# RECORDS SUPPLIED
####
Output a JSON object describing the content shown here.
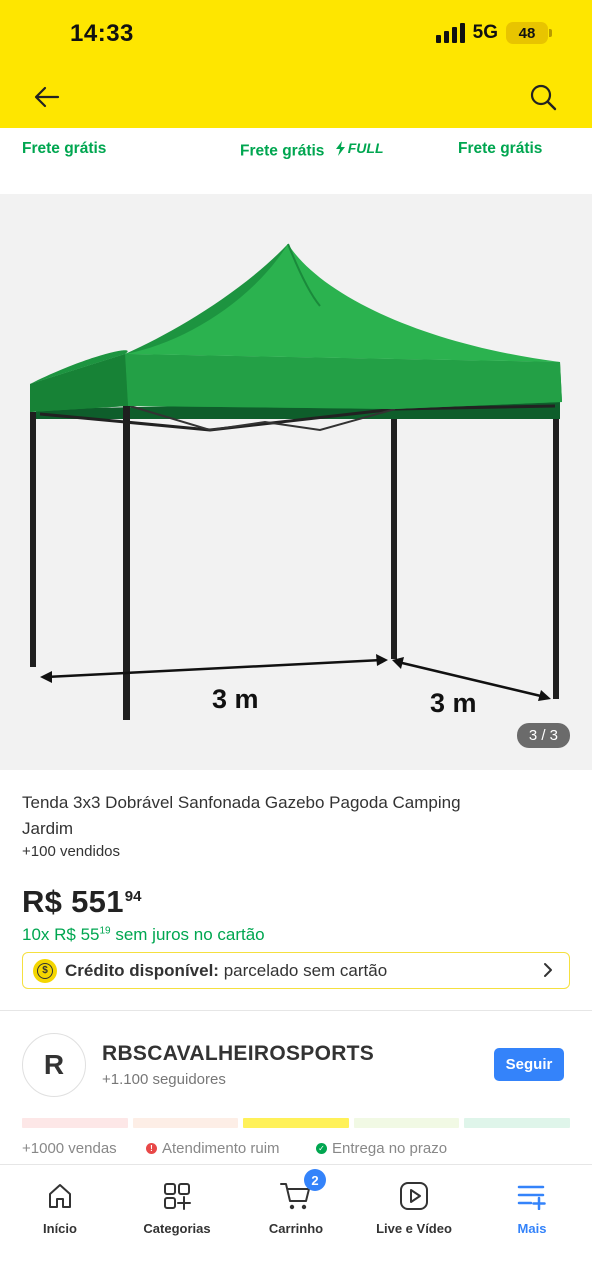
{
  "status_bar": {
    "time": "14:33",
    "network": "5G",
    "battery": "48"
  },
  "frete": {
    "items": [
      {
        "label": "Frete grátis"
      },
      {
        "label": "Frete grátis",
        "full_label": "FULL"
      },
      {
        "label": "Frete grátis"
      }
    ]
  },
  "gallery": {
    "counter": "3 / 3",
    "dimension_left": "3 m",
    "dimension_right": "3 m"
  },
  "product": {
    "title": "Tenda 3x3 Dobrável Sanfonada Gazebo Pagoda Camping Jardim",
    "sold": "+100 vendidos",
    "price_main": "R$ 551",
    "price_cents": "94",
    "installment_prefix": "10x R$ 55",
    "installment_cents": "19",
    "installment_suffix": " sem juros no cartão",
    "credit_bold": "Crédito disponível:",
    "credit_rest": " parcelado sem cartão"
  },
  "seller": {
    "initial": "R",
    "name": "RBSCAVALHEIROSPORTS",
    "followers": "+1.100 seguidores",
    "follow_label": "Seguir",
    "sales": "+1000 vendas",
    "service": "Atendimento ruim",
    "delivery": "Entrega no prazo"
  },
  "colors": {
    "header": "#fee600",
    "green": "#00a650",
    "blue": "#3483fa",
    "thermometer": [
      "#fde7e7",
      "#fdeee6",
      "#fff159",
      "#f1f9e4",
      "#dff5ea"
    ]
  },
  "nav": {
    "items": [
      {
        "label": "Início",
        "icon": "home-icon"
      },
      {
        "label": "Categorias",
        "icon": "categories-icon"
      },
      {
        "label": "Carrinho",
        "icon": "cart-icon",
        "badge": "2"
      },
      {
        "label": "Live e Vídeo",
        "icon": "play-icon"
      },
      {
        "label": "Mais",
        "icon": "menu-plus-icon",
        "active": true
      }
    ]
  }
}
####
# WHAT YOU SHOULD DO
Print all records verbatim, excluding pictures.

# RESULT
Output a JSON object describing the content shown here.
{
  "status_bar": {
    "time": "14:33",
    "network": "5G",
    "battery": "48"
  },
  "frete": {
    "items": [
      {
        "label": "Frete grátis"
      },
      {
        "label": "Frete grátis",
        "full_label": "FULL"
      },
      {
        "label": "Frete grátis"
      }
    ]
  },
  "gallery": {
    "counter": "3 / 3",
    "dimension_left": "3 m",
    "dimension_right": "3 m"
  },
  "product": {
    "title": "Tenda 3x3 Dobrável Sanfonada Gazebo Pagoda Camping Jardim",
    "sold": "+100 vendidos",
    "price_main": "R$ 551",
    "price_cents": "94",
    "installment_prefix": "10x R$ 55",
    "installment_cents": "19",
    "installment_suffix": " sem juros no cartão",
    "credit_bold": "Crédito disponível:",
    "credit_rest": " parcelado sem cartão"
  },
  "seller": {
    "initial": "R",
    "name": "RBSCAVALHEIROSPORTS",
    "followers": "+1.100 seguidores",
    "follow_label": "Seguir",
    "sales": "+1000 vendas",
    "service": "Atendimento ruim",
    "delivery": "Entrega no prazo"
  },
  "colors": {
    "header": "#fee600",
    "green": "#00a650",
    "blue": "#3483fa",
    "thermometer": [
      "#fde7e7",
      "#fdeee6",
      "#fff159",
      "#f1f9e4",
      "#dff5ea"
    ]
  },
  "nav": {
    "items": [
      {
        "label": "Início",
        "icon": "home-icon"
      },
      {
        "label": "Categorias",
        "icon": "categories-icon"
      },
      {
        "label": "Carrinho",
        "icon": "cart-icon",
        "badge": "2"
      },
      {
        "label": "Live e Vídeo",
        "icon": "play-icon"
      },
      {
        "label": "Mais",
        "icon": "menu-plus-icon",
        "active": true
      }
    ]
  }
}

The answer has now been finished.